Start of SOURCE DATA

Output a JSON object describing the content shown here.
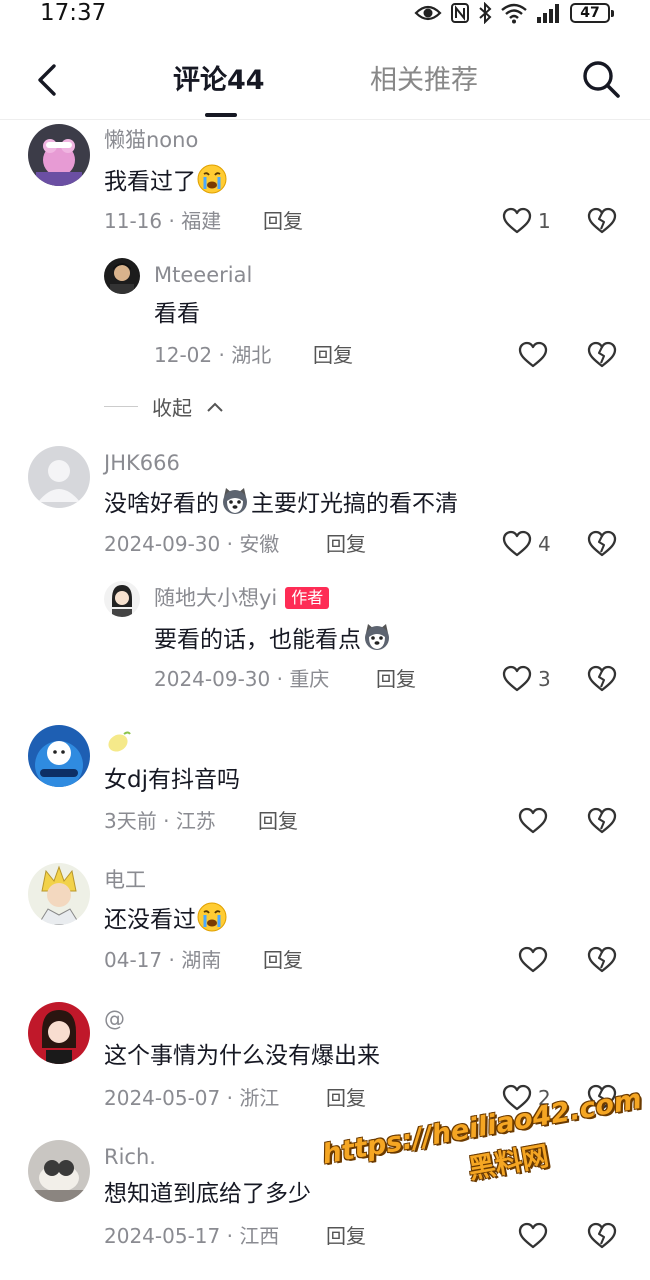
{
  "status_bar": {
    "time": "17:37",
    "battery": "47"
  },
  "header": {
    "tab_comments": "评论44",
    "tab_related": "相关推荐"
  },
  "comments": [
    {
      "username": "懒猫nono",
      "content": "我看过了",
      "date": "11-16",
      "location": "福建",
      "reply": "回复",
      "likes": "1",
      "replies": [
        {
          "username": "Mteeerial",
          "content": "看看",
          "date": "12-02",
          "location": "湖北",
          "reply": "回复",
          "likes": ""
        }
      ],
      "collapse_label": "收起"
    },
    {
      "username": "JHK666",
      "content_a": "没啥好看的",
      "content_b": "主要灯光搞的看不清",
      "date": "2024-09-30",
      "location": "安徽",
      "reply": "回复",
      "likes": "4",
      "replies": [
        {
          "username": "随地大小想yi",
          "badge": "作者",
          "content": "要看的话，也能看点",
          "date": "2024-09-30",
          "location": "重庆",
          "reply": "回复",
          "likes": "3"
        }
      ]
    },
    {
      "username": "",
      "content": "女dj有抖音吗",
      "date": "3天前",
      "location": "江苏",
      "reply": "回复",
      "likes": ""
    },
    {
      "username": "电工",
      "content": "还没看过",
      "date": "04-17",
      "location": "湖南",
      "reply": "回复",
      "likes": ""
    },
    {
      "username": "@",
      "content": "这个事情为什么没有爆出来",
      "date": "2024-05-07",
      "location": "浙江",
      "reply": "回复",
      "likes": "2"
    },
    {
      "username": "Rich.",
      "content": "想知道到底给了多少",
      "date": "2024-05-17",
      "location": "江西",
      "reply": "回复",
      "likes": ""
    }
  ],
  "meta_separator": " · ",
  "watermark": {
    "url": "https://heiliao42.com",
    "name": "黑料网"
  },
  "colors": {
    "accent_badge": "#fe2c55",
    "text_primary": "#161823",
    "text_secondary": "#8a8b91"
  }
}
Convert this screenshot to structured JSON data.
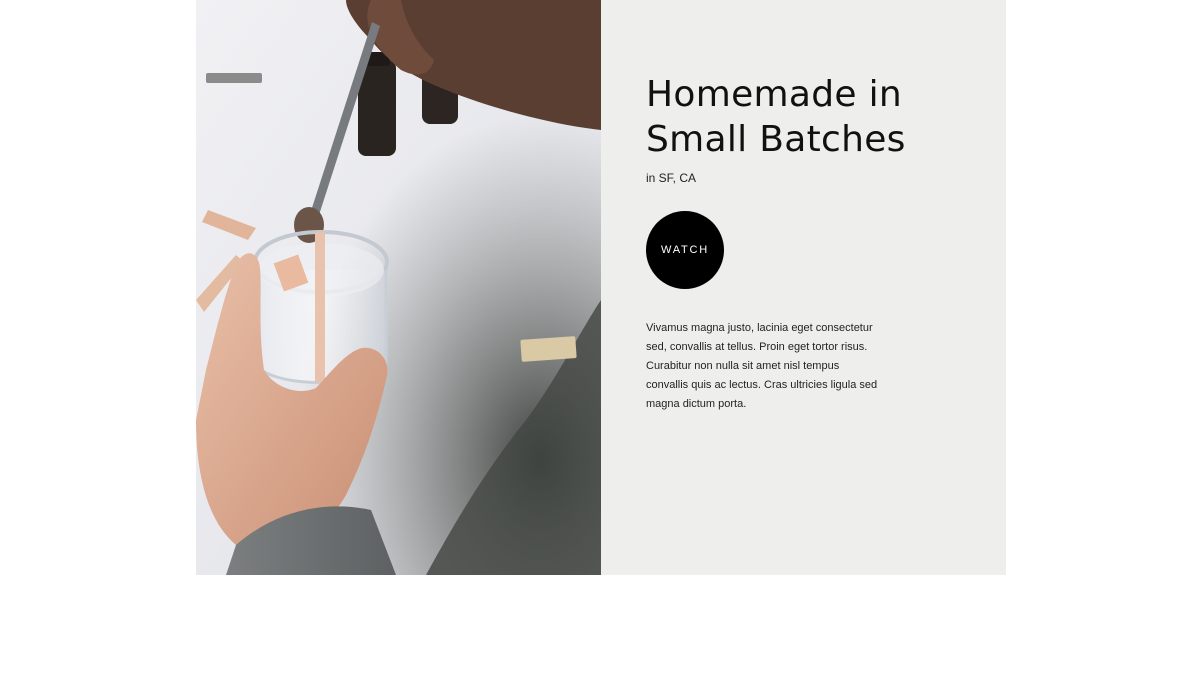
{
  "hero": {
    "title": "Homemade in Small Batches",
    "location": "in SF, CA",
    "watch_label": "WATCH",
    "description": "Vivamus magna justo, lacinia eget consectetur sed, convallis at tellus. Proin eget tortor risus. Curabitur non nulla sit amet nisl tempus convallis quis ac lectus. Cras ultricies ligula sed magna dictum porta."
  },
  "colors": {
    "panel_background": "#eeefed",
    "button_background": "#000000",
    "button_text": "#ffffff",
    "text": "#111111"
  },
  "icons": {
    "photo": "candle-making-photo"
  }
}
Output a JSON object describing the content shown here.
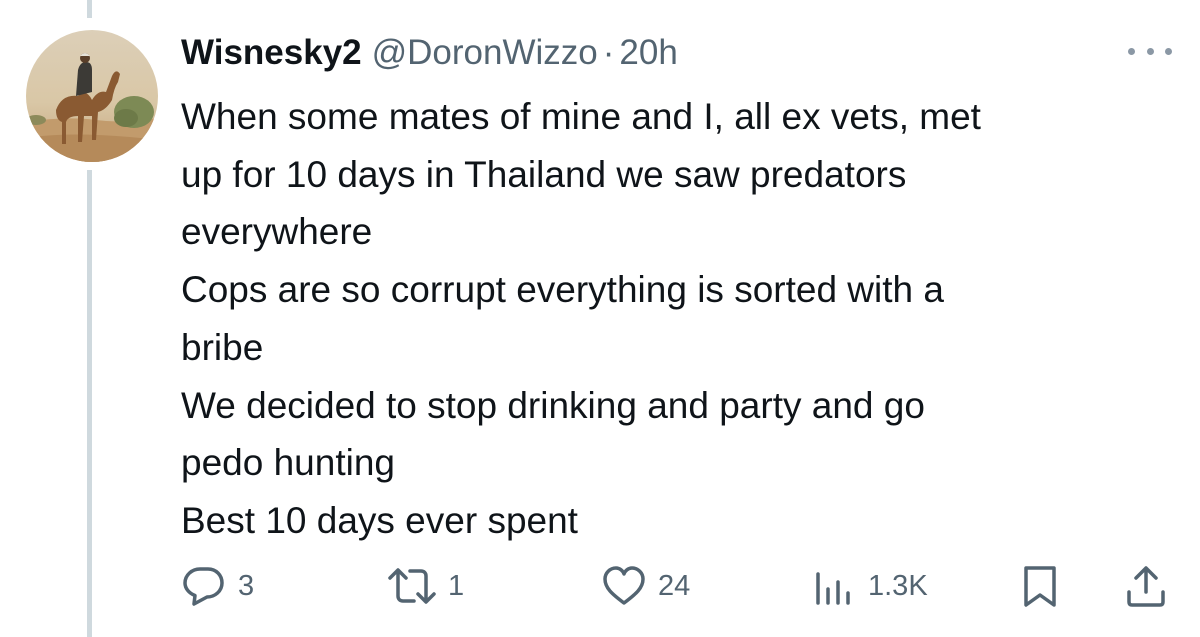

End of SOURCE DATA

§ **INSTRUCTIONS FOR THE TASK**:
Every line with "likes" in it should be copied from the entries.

§ **SOLUTION TO THE EXERCISE**:
      "likes": "1",
          "likes": ""
      "likes": "4",
          "likes": "3"
      "likes": ""
      "likes": ""
      "likes": "2"
      "likes": ""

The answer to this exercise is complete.